▸ Your task
What lines of the data below hold "tuning"? Show them.
────────────────────
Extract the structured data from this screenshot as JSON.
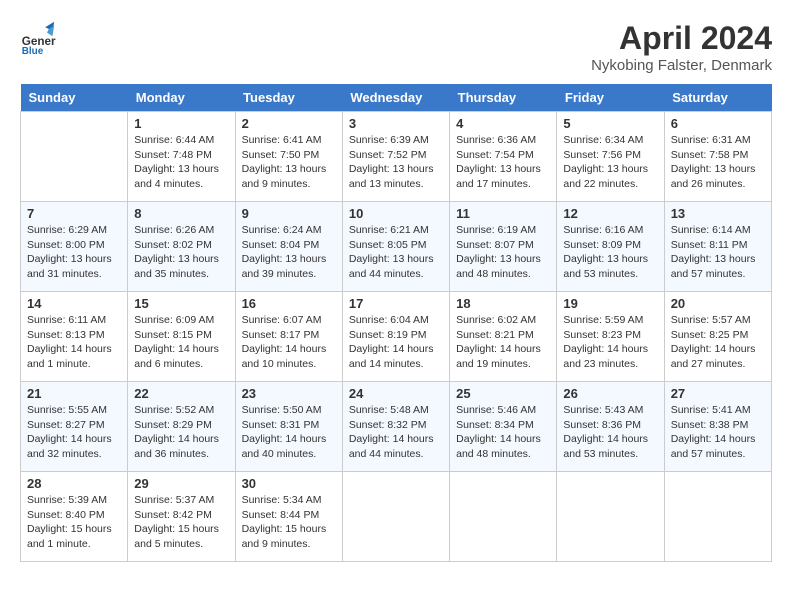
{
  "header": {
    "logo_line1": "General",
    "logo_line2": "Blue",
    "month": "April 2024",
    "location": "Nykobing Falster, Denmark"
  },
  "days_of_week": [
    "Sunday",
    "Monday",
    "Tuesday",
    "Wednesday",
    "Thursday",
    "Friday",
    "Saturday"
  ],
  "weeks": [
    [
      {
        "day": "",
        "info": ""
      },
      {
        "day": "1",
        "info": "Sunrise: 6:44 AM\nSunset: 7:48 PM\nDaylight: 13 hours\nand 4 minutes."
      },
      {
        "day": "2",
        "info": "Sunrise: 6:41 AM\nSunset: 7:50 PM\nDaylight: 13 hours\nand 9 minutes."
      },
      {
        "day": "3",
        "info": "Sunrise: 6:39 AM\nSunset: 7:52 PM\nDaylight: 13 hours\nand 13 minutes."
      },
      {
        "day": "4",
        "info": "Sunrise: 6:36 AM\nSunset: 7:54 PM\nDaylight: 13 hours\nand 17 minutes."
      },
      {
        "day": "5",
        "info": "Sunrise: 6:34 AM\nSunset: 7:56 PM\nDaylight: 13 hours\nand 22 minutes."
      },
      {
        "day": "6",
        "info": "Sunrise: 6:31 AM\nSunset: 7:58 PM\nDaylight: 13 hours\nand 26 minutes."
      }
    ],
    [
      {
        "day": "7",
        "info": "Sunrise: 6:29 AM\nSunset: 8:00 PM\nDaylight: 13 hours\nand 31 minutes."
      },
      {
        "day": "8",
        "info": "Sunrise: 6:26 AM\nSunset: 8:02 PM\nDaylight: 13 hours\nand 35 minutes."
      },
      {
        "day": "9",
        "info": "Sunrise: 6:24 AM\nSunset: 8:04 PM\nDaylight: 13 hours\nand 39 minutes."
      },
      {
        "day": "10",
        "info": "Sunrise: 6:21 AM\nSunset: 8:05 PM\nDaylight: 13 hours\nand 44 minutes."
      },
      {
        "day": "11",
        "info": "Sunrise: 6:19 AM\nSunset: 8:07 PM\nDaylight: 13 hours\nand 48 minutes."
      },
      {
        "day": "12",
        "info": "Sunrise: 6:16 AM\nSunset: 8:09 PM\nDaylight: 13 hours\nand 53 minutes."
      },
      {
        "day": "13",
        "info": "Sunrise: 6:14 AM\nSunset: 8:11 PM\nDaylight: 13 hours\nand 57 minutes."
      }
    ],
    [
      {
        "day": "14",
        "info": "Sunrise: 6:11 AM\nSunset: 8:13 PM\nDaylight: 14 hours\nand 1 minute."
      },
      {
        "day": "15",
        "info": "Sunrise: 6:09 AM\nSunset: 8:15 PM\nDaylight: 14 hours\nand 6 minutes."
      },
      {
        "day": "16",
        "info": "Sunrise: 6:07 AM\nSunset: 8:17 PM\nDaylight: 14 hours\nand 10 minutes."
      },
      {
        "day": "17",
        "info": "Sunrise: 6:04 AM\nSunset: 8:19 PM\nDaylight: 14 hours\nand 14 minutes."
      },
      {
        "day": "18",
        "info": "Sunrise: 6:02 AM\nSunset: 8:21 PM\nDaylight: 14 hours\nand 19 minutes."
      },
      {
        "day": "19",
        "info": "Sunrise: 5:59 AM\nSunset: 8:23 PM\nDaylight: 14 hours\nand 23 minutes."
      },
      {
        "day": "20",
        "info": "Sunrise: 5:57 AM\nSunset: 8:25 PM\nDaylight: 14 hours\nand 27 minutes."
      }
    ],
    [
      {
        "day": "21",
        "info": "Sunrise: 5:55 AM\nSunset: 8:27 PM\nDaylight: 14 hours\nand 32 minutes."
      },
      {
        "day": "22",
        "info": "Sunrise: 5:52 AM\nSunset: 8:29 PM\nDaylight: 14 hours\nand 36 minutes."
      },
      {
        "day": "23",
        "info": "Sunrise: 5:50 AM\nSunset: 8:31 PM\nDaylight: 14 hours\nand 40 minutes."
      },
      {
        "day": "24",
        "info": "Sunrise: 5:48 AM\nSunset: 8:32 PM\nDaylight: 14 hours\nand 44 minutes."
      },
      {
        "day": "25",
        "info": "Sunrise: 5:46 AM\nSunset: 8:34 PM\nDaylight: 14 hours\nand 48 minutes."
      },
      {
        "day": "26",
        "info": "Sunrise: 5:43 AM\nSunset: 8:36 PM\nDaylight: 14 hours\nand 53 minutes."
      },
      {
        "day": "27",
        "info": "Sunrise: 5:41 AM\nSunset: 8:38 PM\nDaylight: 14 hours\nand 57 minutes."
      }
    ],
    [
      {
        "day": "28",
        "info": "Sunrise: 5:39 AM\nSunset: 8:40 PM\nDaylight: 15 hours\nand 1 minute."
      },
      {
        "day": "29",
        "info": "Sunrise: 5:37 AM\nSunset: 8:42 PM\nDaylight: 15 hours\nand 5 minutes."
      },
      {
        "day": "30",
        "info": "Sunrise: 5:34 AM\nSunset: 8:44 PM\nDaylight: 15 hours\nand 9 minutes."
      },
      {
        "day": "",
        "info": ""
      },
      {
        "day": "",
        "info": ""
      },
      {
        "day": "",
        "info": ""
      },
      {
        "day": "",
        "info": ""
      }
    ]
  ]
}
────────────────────
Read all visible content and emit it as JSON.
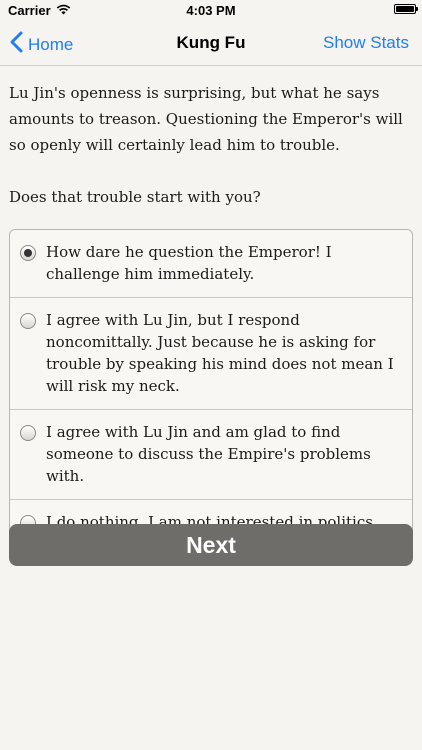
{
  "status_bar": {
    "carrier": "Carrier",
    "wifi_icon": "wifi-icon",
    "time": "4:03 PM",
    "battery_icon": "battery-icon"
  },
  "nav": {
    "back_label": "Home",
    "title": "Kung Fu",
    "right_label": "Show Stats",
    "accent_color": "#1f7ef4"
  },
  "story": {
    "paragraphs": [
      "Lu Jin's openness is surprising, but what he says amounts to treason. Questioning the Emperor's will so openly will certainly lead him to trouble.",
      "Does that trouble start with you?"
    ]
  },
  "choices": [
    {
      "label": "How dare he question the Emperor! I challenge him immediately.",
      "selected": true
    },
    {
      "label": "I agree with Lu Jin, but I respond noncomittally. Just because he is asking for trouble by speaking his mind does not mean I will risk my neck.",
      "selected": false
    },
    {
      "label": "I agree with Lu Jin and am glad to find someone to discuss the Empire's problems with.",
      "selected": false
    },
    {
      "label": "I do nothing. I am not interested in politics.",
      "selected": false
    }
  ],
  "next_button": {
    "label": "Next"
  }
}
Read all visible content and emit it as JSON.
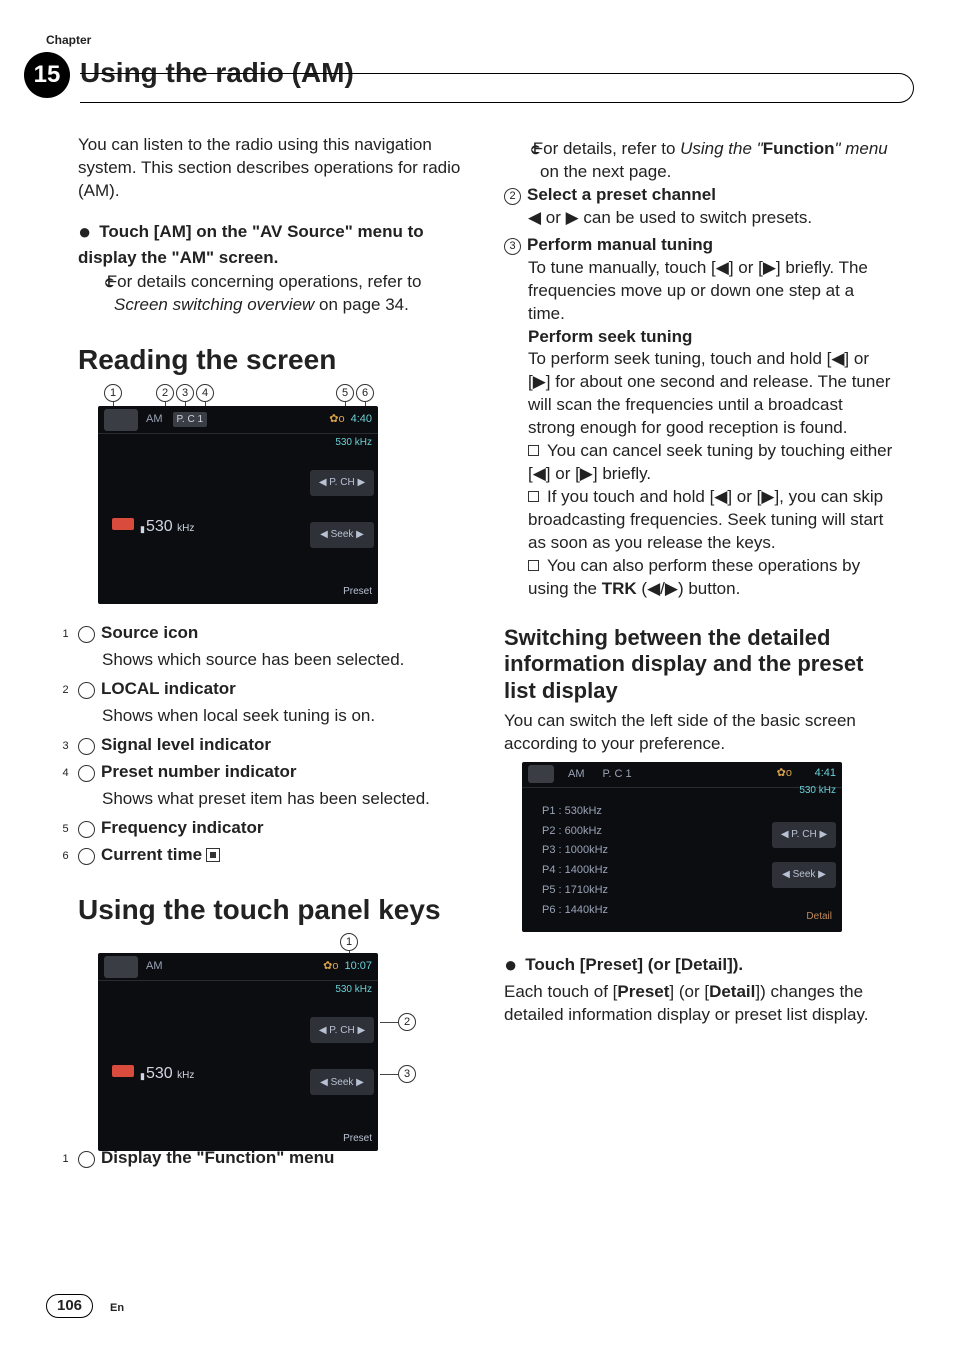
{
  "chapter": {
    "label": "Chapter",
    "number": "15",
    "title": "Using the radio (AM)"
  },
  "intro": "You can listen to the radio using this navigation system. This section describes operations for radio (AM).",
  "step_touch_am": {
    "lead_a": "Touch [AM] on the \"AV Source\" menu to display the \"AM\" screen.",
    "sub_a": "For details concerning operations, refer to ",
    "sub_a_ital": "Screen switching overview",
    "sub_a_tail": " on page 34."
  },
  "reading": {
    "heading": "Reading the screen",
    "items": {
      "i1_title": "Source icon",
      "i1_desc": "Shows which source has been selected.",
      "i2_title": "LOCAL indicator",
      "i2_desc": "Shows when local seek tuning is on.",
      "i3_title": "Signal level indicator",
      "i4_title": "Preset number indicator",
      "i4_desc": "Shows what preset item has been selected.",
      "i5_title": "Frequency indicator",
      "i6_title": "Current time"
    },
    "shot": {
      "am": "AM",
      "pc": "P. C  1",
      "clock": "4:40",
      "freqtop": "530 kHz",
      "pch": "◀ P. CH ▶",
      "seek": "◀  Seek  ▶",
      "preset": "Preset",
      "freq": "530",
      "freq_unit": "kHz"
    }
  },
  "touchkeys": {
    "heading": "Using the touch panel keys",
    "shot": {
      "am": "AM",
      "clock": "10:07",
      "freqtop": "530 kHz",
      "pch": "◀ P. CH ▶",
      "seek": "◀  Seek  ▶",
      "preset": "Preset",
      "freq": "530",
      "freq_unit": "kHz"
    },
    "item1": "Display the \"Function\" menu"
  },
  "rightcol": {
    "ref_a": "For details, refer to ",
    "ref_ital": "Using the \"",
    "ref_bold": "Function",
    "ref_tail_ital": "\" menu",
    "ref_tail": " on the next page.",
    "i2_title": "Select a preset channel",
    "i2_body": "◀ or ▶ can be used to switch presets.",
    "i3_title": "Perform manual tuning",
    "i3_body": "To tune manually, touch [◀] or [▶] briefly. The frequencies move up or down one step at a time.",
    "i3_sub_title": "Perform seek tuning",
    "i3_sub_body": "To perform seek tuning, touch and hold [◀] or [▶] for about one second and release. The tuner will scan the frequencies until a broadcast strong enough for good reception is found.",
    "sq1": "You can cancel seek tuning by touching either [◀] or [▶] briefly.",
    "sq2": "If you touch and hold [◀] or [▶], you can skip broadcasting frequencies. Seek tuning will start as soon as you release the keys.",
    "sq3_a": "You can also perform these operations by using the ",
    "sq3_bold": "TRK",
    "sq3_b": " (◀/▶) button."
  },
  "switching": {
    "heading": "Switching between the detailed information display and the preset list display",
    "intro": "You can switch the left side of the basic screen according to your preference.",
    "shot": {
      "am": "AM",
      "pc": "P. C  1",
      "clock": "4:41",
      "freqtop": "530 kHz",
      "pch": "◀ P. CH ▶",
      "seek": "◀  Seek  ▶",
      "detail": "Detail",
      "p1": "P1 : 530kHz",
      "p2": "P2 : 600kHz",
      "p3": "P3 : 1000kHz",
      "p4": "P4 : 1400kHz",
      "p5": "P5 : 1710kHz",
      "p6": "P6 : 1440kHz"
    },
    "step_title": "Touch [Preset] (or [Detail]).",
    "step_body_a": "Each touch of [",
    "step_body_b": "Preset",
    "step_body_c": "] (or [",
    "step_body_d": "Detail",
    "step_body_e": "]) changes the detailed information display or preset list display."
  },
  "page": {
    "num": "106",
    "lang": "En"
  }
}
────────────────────
▸ Final answer
      "i2_desc": "Shows when local seek tuning is on.",
    "i3_title": "Perform manual tuning",
    "i3_sub_title": "Perform seek tuning",
    "i3_sub_body": "To perform seek tuning, touch and hold [◀] or [▶] for about one second and release. The tuner will scan the frequencies until a broadcast strong enough for good reception is found.",
    "sq1": "You can cancel seek tuning by touching either [◀] or [▶] briefly.",
    "sq2": "If you touch and hold [◀] or [▶], you can skip broadcasting frequencies. Seek tuning will start as soon as you release the keys.",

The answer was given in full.